- _Activity_
For the entries below, report every line that includes the word "globe".

+++ Data to process

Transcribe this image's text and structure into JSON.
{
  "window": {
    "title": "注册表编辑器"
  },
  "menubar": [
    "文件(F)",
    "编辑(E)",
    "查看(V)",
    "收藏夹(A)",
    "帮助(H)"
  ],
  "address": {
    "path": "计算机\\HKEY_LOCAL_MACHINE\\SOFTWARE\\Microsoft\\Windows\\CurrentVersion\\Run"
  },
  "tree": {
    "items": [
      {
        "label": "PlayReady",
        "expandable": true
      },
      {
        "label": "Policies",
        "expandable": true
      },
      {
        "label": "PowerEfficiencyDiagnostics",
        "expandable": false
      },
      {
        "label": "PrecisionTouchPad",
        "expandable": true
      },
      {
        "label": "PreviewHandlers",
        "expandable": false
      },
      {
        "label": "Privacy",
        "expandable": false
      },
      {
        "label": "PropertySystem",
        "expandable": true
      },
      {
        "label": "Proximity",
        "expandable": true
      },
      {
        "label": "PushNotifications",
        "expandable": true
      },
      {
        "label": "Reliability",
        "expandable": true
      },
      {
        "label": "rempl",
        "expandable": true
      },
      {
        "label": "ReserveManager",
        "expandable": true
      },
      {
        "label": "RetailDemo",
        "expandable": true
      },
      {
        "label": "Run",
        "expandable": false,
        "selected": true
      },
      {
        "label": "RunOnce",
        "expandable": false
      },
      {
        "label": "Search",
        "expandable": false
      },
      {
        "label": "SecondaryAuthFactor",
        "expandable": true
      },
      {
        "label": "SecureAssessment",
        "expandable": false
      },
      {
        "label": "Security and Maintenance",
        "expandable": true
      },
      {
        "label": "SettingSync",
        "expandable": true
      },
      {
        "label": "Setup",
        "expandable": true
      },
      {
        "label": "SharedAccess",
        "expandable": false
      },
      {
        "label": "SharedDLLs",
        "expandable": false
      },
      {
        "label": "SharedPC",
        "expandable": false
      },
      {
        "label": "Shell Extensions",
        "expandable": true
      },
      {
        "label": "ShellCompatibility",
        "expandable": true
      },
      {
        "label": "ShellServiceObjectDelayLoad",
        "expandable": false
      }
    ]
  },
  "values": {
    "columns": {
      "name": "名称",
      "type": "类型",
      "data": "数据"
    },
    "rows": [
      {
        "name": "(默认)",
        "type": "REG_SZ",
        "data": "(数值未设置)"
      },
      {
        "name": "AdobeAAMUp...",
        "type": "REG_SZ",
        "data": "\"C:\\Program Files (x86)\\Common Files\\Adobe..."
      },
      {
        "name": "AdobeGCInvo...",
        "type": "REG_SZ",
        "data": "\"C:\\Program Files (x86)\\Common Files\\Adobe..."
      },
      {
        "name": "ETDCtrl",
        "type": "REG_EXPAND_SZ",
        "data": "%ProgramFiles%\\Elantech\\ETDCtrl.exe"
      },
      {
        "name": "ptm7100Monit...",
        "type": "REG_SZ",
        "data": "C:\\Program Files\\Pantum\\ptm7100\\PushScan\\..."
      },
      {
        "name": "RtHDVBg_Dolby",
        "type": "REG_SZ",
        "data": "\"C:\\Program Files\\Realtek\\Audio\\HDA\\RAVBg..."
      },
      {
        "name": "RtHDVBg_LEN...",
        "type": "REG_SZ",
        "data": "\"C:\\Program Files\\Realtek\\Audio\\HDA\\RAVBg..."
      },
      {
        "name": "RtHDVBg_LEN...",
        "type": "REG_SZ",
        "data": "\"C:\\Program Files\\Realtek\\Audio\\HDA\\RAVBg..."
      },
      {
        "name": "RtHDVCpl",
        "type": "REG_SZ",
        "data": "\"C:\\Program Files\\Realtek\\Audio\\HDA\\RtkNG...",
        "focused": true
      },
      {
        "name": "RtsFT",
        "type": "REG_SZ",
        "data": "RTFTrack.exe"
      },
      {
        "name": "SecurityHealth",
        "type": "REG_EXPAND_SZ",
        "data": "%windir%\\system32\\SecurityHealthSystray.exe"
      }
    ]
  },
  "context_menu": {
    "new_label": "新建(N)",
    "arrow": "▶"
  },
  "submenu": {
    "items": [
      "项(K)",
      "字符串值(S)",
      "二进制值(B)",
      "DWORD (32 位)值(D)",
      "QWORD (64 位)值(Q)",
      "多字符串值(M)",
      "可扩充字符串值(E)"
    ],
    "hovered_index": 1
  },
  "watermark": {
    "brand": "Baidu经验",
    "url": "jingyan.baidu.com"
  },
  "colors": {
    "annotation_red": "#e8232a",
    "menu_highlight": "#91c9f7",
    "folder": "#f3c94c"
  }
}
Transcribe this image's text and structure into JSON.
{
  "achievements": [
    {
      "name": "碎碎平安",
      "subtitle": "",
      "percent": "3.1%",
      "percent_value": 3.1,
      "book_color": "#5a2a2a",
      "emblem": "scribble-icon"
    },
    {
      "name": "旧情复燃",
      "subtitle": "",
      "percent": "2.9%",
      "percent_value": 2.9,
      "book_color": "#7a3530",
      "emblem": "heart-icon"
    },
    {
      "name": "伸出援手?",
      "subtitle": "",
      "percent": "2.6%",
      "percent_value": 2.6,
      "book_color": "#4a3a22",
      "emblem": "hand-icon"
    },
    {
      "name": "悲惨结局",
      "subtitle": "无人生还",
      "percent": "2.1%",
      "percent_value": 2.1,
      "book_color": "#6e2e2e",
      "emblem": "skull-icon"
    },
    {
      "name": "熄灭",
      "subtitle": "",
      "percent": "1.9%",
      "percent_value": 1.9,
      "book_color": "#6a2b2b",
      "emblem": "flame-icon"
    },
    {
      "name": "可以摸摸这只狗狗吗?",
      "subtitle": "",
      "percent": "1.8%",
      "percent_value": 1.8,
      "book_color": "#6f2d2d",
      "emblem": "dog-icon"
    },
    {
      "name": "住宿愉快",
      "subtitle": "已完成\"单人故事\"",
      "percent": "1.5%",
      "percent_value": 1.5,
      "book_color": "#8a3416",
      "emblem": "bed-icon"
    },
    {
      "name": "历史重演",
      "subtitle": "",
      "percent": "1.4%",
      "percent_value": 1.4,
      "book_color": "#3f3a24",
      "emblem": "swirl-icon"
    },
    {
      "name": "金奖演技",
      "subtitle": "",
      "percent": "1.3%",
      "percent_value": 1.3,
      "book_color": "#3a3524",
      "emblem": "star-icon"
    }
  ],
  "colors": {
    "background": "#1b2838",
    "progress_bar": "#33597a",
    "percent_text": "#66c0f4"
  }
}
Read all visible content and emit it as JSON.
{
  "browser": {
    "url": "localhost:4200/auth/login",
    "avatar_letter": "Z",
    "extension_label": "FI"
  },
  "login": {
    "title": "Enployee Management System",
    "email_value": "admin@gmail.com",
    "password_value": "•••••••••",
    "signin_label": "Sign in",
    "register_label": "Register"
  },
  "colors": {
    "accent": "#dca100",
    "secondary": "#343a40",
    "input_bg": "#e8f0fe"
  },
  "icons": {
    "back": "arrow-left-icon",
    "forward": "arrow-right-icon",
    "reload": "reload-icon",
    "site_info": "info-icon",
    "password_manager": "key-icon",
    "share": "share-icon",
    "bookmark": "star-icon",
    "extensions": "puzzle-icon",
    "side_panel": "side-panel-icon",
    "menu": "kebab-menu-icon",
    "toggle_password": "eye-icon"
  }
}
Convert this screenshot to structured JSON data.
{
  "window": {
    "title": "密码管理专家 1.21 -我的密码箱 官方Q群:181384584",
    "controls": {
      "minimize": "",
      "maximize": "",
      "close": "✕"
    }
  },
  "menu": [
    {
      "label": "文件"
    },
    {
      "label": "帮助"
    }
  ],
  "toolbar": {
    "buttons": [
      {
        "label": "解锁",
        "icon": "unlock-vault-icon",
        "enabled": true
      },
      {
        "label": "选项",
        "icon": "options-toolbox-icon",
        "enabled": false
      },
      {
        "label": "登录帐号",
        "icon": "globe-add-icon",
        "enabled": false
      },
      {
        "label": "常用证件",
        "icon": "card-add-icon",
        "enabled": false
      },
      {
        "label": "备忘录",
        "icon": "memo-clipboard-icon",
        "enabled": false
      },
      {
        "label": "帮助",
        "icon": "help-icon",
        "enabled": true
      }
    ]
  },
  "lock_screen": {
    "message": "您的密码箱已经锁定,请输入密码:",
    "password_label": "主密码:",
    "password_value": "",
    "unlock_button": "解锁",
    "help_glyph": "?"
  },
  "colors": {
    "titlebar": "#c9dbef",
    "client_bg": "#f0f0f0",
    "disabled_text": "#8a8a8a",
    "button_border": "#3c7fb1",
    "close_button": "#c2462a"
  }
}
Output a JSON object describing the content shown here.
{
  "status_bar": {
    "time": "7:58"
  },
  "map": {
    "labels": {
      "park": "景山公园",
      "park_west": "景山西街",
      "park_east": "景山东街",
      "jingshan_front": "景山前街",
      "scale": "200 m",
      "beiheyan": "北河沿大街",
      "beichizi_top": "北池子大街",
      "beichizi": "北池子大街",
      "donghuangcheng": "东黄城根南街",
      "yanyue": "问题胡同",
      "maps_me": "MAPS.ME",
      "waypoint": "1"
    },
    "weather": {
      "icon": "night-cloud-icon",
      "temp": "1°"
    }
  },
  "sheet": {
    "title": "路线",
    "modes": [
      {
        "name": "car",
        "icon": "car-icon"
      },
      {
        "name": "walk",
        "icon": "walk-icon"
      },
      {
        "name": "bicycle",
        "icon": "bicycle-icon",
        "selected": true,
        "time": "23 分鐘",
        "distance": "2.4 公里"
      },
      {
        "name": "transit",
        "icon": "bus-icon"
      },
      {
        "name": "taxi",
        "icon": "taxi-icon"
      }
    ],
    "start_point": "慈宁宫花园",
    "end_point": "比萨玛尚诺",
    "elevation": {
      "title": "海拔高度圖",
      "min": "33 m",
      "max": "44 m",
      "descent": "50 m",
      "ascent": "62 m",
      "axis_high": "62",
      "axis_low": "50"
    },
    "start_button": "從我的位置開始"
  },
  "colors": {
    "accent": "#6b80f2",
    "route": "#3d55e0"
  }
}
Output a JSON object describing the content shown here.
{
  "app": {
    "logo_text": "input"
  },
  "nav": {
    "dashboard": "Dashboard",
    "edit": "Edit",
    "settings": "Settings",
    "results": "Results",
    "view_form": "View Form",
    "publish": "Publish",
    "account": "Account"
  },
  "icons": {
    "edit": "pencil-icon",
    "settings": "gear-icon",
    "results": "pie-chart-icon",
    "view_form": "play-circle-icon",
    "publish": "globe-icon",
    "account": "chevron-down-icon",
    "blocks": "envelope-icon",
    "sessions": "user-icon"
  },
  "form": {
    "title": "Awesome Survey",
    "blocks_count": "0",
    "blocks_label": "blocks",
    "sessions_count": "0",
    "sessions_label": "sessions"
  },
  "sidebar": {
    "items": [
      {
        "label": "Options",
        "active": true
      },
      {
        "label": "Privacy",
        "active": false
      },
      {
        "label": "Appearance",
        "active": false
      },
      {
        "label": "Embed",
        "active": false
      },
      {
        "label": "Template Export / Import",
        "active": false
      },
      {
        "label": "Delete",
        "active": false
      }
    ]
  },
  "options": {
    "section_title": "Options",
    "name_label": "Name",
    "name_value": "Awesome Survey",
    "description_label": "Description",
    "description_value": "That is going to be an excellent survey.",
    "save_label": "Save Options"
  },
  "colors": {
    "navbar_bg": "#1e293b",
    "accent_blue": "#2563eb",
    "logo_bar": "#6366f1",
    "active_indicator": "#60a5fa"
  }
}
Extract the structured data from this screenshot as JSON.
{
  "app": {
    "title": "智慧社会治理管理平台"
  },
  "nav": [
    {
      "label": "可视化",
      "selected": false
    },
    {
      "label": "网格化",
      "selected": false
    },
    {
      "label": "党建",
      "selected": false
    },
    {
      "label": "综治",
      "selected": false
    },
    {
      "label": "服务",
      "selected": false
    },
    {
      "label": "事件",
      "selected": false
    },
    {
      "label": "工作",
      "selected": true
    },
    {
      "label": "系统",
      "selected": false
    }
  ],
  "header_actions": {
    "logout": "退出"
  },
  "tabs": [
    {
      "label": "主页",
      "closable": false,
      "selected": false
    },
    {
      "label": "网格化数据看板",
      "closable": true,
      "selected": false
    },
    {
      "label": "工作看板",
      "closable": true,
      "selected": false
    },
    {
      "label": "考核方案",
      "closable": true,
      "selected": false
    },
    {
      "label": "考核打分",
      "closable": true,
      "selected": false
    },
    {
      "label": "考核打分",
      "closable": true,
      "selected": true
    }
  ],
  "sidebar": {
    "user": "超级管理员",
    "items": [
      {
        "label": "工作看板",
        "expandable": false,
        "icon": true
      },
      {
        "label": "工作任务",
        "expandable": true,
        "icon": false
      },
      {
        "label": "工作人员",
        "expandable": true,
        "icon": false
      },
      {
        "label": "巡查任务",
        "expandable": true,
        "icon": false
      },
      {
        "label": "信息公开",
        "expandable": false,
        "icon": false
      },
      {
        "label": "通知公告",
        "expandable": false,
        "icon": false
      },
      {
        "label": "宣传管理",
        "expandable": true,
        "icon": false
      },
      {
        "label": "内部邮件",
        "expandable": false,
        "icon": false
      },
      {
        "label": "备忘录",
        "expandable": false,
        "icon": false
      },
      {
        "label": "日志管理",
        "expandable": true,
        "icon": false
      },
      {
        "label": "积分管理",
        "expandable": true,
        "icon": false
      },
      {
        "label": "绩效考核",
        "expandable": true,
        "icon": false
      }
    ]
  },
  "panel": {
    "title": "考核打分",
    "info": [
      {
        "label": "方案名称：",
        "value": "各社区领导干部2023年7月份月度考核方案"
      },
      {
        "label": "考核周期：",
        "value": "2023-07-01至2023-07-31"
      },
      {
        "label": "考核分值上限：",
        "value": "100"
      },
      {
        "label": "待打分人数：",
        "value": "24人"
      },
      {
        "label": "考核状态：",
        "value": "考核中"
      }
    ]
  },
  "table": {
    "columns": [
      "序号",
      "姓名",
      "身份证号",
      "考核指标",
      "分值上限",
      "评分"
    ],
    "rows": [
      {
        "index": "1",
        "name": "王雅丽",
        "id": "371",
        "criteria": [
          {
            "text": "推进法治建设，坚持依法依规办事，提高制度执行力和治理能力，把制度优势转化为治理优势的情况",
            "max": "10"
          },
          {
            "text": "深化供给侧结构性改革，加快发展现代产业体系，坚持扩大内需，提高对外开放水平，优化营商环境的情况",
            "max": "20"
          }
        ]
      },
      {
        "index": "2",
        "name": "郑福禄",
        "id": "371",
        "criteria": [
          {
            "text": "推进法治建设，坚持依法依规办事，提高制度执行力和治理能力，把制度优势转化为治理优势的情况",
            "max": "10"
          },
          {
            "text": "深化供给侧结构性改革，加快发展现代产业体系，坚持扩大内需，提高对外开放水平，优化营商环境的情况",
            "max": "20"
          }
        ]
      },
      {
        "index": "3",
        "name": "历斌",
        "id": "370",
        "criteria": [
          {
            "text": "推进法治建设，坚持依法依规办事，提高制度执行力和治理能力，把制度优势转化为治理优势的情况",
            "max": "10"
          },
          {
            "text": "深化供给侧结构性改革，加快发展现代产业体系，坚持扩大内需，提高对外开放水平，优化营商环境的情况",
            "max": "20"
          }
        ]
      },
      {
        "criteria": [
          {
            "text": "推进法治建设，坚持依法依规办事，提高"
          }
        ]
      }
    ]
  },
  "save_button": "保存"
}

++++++

- _Answer to this exercise_
        "icon": "globe-add-icon",
    "publish": "globe-icon",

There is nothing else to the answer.